is the goal of reading. Therefore, in the reading classrooms, students should be trained to
use metacognitive strategies to help them comprehend texts.
Allen (2003), Cotterall (1990), and Palincsar and Brown (1984) suggest that the
reciprocal teaching approach is one of the reading instruction methods which covers both
cognitive and metacognitive strategies and helps students improve their reading
comprehension and thus become independent readers. In this approach, the teachers guide
their students towards the right strategies to be used and instruct when and how to use
them. Following this, the students will construct their own knowledge and make their
own rules while reading texts. In the end, they will be able to apply these strategies and,
from their application within cooperative groups, to perform reading tasks without any
help from others.
Metacognition and its Components
Before discussing metacognition, it is necessary to understand the cognitive and
affective states of which it is composed. The cognitive states involve knowledge of the
world, one’s own knowledge and capabilities, and knowledge of strategies. The affective
states are knowledge of emotions, motivations, and attitudes.
This being said, metacognition is explained as the higher level of mental process
that learners learn and which they use to control their thoughts or knowledge. It consists
of metacognitive knowledge and metacognitive experience (Flavell, 1987).
Metacognitive knowledge relates to an awareness of one’s knowing about
cognitive states and affective states, and one’s control of this knowledge to reach a goal.
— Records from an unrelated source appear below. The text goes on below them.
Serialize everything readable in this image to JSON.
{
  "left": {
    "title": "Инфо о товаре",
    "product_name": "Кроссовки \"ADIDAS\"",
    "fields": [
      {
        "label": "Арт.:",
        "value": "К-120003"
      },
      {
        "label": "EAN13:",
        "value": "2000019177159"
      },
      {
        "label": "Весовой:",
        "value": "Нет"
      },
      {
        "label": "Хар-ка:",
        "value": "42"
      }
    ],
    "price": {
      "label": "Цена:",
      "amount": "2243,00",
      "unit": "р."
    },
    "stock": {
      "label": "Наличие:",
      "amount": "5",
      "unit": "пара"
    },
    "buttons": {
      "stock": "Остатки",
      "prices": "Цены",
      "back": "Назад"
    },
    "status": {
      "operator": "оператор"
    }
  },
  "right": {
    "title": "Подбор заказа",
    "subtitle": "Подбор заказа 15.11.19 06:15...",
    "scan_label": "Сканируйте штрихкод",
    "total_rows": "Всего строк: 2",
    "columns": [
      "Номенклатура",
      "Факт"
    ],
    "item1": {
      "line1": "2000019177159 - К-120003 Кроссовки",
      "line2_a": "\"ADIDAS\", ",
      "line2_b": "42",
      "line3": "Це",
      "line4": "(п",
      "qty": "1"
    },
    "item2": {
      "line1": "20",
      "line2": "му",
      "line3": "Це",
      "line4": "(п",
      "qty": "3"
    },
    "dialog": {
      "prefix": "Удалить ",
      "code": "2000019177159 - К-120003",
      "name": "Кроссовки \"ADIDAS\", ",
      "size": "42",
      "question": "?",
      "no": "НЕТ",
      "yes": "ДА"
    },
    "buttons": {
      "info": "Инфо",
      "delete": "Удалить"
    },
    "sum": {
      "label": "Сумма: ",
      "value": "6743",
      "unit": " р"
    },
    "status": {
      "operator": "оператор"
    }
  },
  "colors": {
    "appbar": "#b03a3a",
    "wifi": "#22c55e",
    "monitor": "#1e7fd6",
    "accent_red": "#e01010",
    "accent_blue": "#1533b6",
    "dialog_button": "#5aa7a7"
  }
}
This metacognitive knowledge is declarative, procedural, and conditional (Brown, 1980).